**Assignment**
Every line from the line containing "Decode this image" through the end of the data is to be reproduced exactly, excluding pictures.

**Input data**
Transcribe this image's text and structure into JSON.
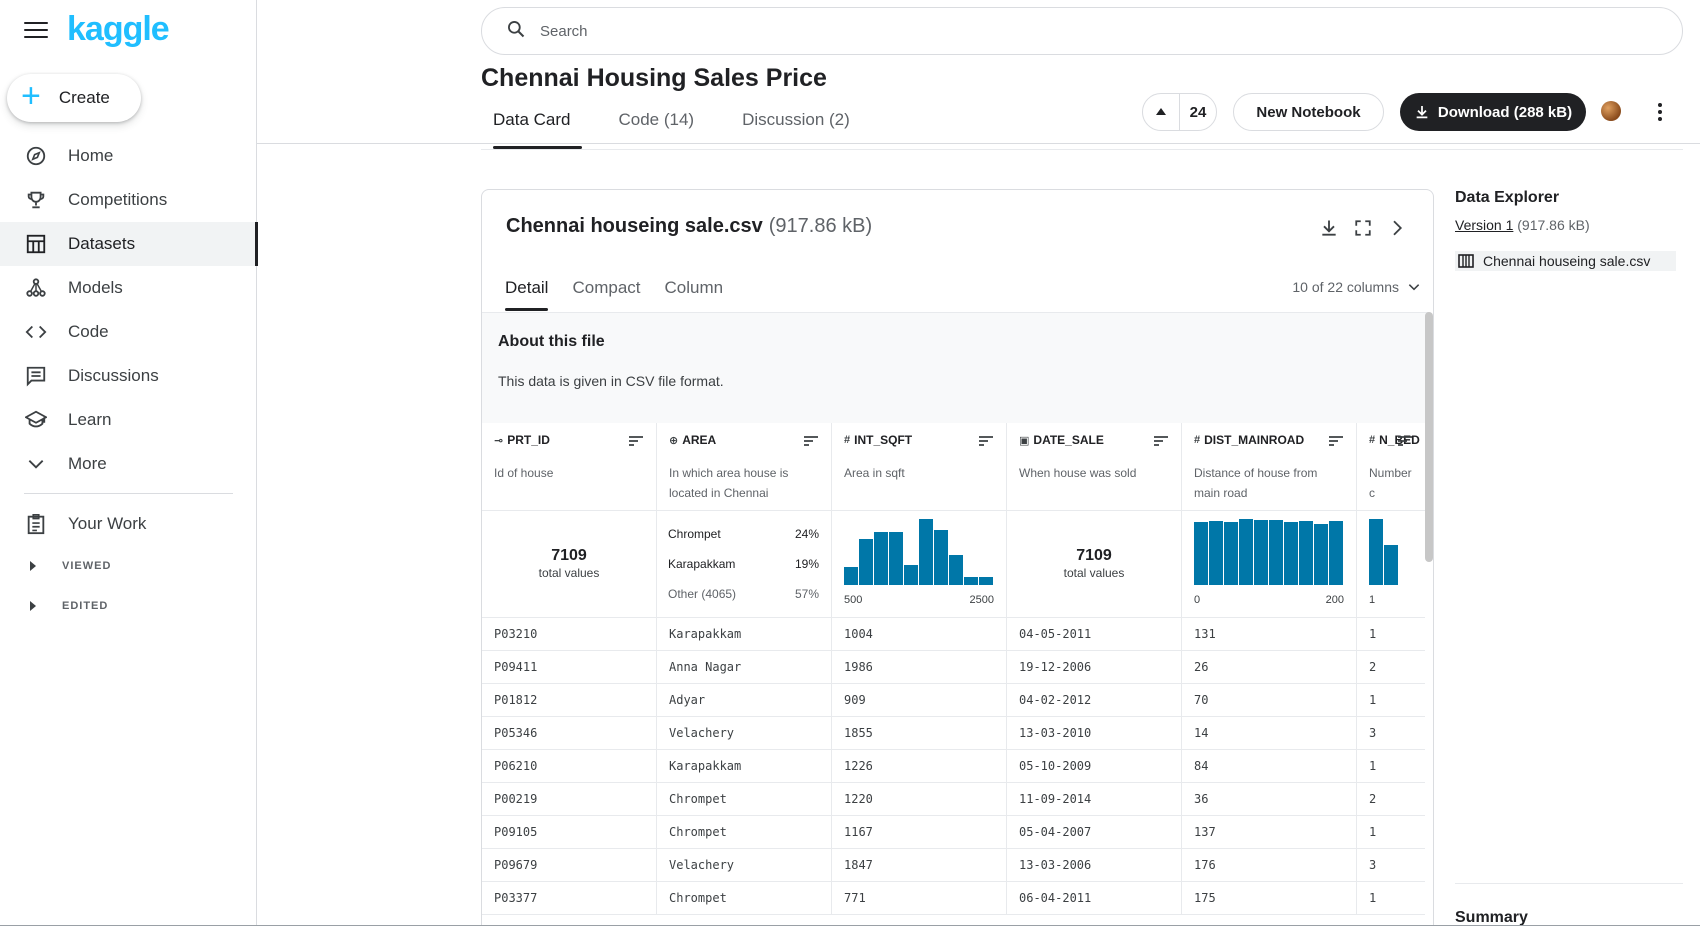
{
  "brand": {
    "logo": "kaggle",
    "accent": "#20beff"
  },
  "sidebar": {
    "create_label": "Create",
    "items": [
      {
        "label": "Home",
        "icon": "compass-icon"
      },
      {
        "label": "Competitions",
        "icon": "trophy-icon"
      },
      {
        "label": "Datasets",
        "icon": "table-icon",
        "active": true
      },
      {
        "label": "Models",
        "icon": "models-icon"
      },
      {
        "label": "Code",
        "icon": "code-icon"
      },
      {
        "label": "Discussions",
        "icon": "chat-icon"
      },
      {
        "label": "Learn",
        "icon": "school-icon"
      },
      {
        "label": "More",
        "icon": "chevron-down-icon"
      }
    ],
    "your_work": "Your Work",
    "viewed": "VIEWED",
    "edited": "EDITED"
  },
  "search": {
    "placeholder": "Search"
  },
  "header": {
    "title": "Chennai Housing Sales Price",
    "tabs": [
      "Data Card",
      "Code (14)",
      "Discussion (2)"
    ],
    "votes": "24",
    "new_notebook": "New Notebook",
    "download": "Download (288 kB)"
  },
  "file": {
    "name": "Chennai houseing sale.csv",
    "size": "(917.86 kB)",
    "tabs": [
      "Detail",
      "Compact",
      "Column"
    ],
    "column_count": "10 of 22 columns",
    "about_title": "About this file",
    "about_text": "This data is given in CSV file format."
  },
  "columns": [
    {
      "type": "id",
      "name": "PRT_ID",
      "desc": "Id of house",
      "viz": "total",
      "total": "7109",
      "total_label": "total values"
    },
    {
      "type": "string",
      "name": "AREA",
      "desc": "In which area house is located in Chennai",
      "viz": "categories",
      "categories": [
        {
          "label": "Chrompet",
          "pct": "24%"
        },
        {
          "label": "Karapakkam",
          "pct": "19%"
        },
        {
          "label": "Other (4065)",
          "pct": "57%"
        }
      ]
    },
    {
      "type": "number",
      "name": "INT_SQFT",
      "desc": "Area in sqft",
      "viz": "histogram",
      "hist": {
        "min_label": "500",
        "max_label": "2500",
        "values": [
          0.28,
          0.7,
          0.8,
          0.8,
          0.3,
          1.0,
          0.84,
          0.45,
          0.12,
          0.12
        ]
      }
    },
    {
      "type": "date",
      "name": "DATE_SALE",
      "desc": "When house was sold",
      "viz": "total",
      "total": "7109",
      "total_label": "total values"
    },
    {
      "type": "number",
      "name": "DIST_MAINROAD",
      "desc": "Distance of house from main road",
      "viz": "histogram",
      "hist": {
        "min_label": "0",
        "max_label": "200",
        "values": [
          0.95,
          0.97,
          0.95,
          1.0,
          0.98,
          0.98,
          0.95,
          0.97,
          0.93,
          0.97
        ]
      }
    },
    {
      "type": "number",
      "name": "N_BED",
      "desc": "Number c",
      "viz": "histogram",
      "hist": {
        "min_label": "1",
        "max_label": "",
        "values": [
          1.0,
          0.6
        ]
      }
    }
  ],
  "rows": [
    [
      "P03210",
      "Karapakkam",
      "1004",
      "04-05-2011",
      "131",
      "1"
    ],
    [
      "P09411",
      "Anna Nagar",
      "1986",
      "19-12-2006",
      "26",
      "2"
    ],
    [
      "P01812",
      "Adyar",
      "909",
      "04-02-2012",
      "70",
      "1"
    ],
    [
      "P05346",
      "Velachery",
      "1855",
      "13-03-2010",
      "14",
      "3"
    ],
    [
      "P06210",
      "Karapakkam",
      "1226",
      "05-10-2009",
      "84",
      "1"
    ],
    [
      "P00219",
      "Chrompet",
      "1220",
      "11-09-2014",
      "36",
      "2"
    ],
    [
      "P09105",
      "Chrompet",
      "1167",
      "05-04-2007",
      "137",
      "1"
    ],
    [
      "P09679",
      "Velachery",
      "1847",
      "13-03-2006",
      "176",
      "3"
    ],
    [
      "P03377",
      "Chrompet",
      "771",
      "06-04-2011",
      "175",
      "1"
    ]
  ],
  "explorer": {
    "title": "Data Explorer",
    "version_link": "Version 1",
    "version_size": "(917.86 kB)",
    "file": "Chennai houseing sale.csv",
    "summary": "Summary"
  },
  "colors": {
    "histogram": "#0077a8",
    "dark": "#202124"
  }
}
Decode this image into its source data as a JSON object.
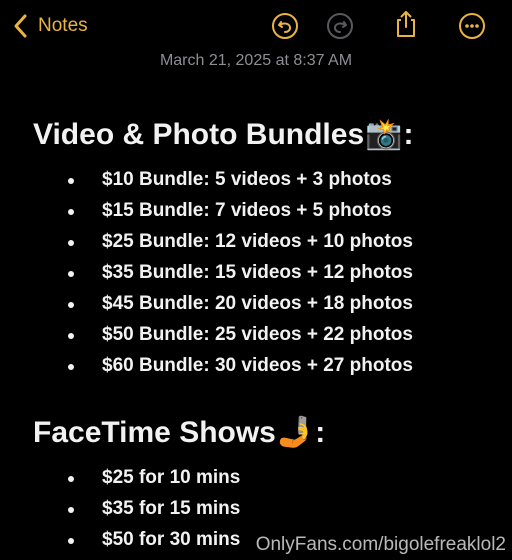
{
  "toolbar": {
    "back_label": "Notes",
    "accent_color": "#e9b440",
    "icons": [
      "chevron-left-icon",
      "undo-icon",
      "redo-icon",
      "share-icon",
      "more-icon"
    ]
  },
  "note": {
    "date": "March 21, 2025 at 8:37 AM",
    "sections": [
      {
        "heading": "Video & Photo Bundles",
        "heading_emoji": "📸",
        "heading_suffix": ":",
        "items": [
          "$10 Bundle: 5 videos + 3 photos",
          "$15 Bundle: 7 videos + 5 photos",
          "$25 Bundle: 12 videos + 10 photos",
          "$35 Bundle: 15 videos + 12 photos",
          "$45 Bundle: 20 videos + 18 photos",
          "$50 Bundle: 25 videos + 22 photos",
          "$60 Bundle: 30 videos + 27 photos"
        ]
      },
      {
        "heading": "FaceTime Shows",
        "heading_emoji": "🤳",
        "heading_suffix": ":",
        "items": [
          "$25 for 10 mins",
          "$35 for 15 mins",
          "$50 for 30 mins"
        ]
      }
    ]
  },
  "watermark": "OnlyFans.com/bigolefreaklol2"
}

**Your solution**
Decode this image into its source data as a JSON object.
{
  "toolbar": {
    "back_label": "Notes",
    "accent_color": "#e9b440",
    "icons": [
      "chevron-left-icon",
      "undo-icon",
      "redo-icon",
      "share-icon",
      "more-icon"
    ]
  },
  "note": {
    "date": "March 21, 2025 at 8:37 AM",
    "sections": [
      {
        "heading": "Video & Photo Bundles",
        "heading_emoji": "📸",
        "heading_suffix": ":",
        "items": [
          "$10 Bundle: 5 videos + 3 photos",
          "$15 Bundle: 7 videos + 5 photos",
          "$25 Bundle: 12 videos + 10 photos",
          "$35 Bundle: 15 videos + 12 photos",
          "$45 Bundle: 20 videos + 18 photos",
          "$50 Bundle: 25 videos + 22 photos",
          "$60 Bundle: 30 videos + 27 photos"
        ]
      },
      {
        "heading": "FaceTime Shows",
        "heading_emoji": "🤳",
        "heading_suffix": ":",
        "items": [
          "$25 for 10 mins",
          "$35 for 15 mins",
          "$50 for 30 mins"
        ]
      }
    ]
  },
  "watermark": "OnlyFans.com/bigolefreaklol2"
}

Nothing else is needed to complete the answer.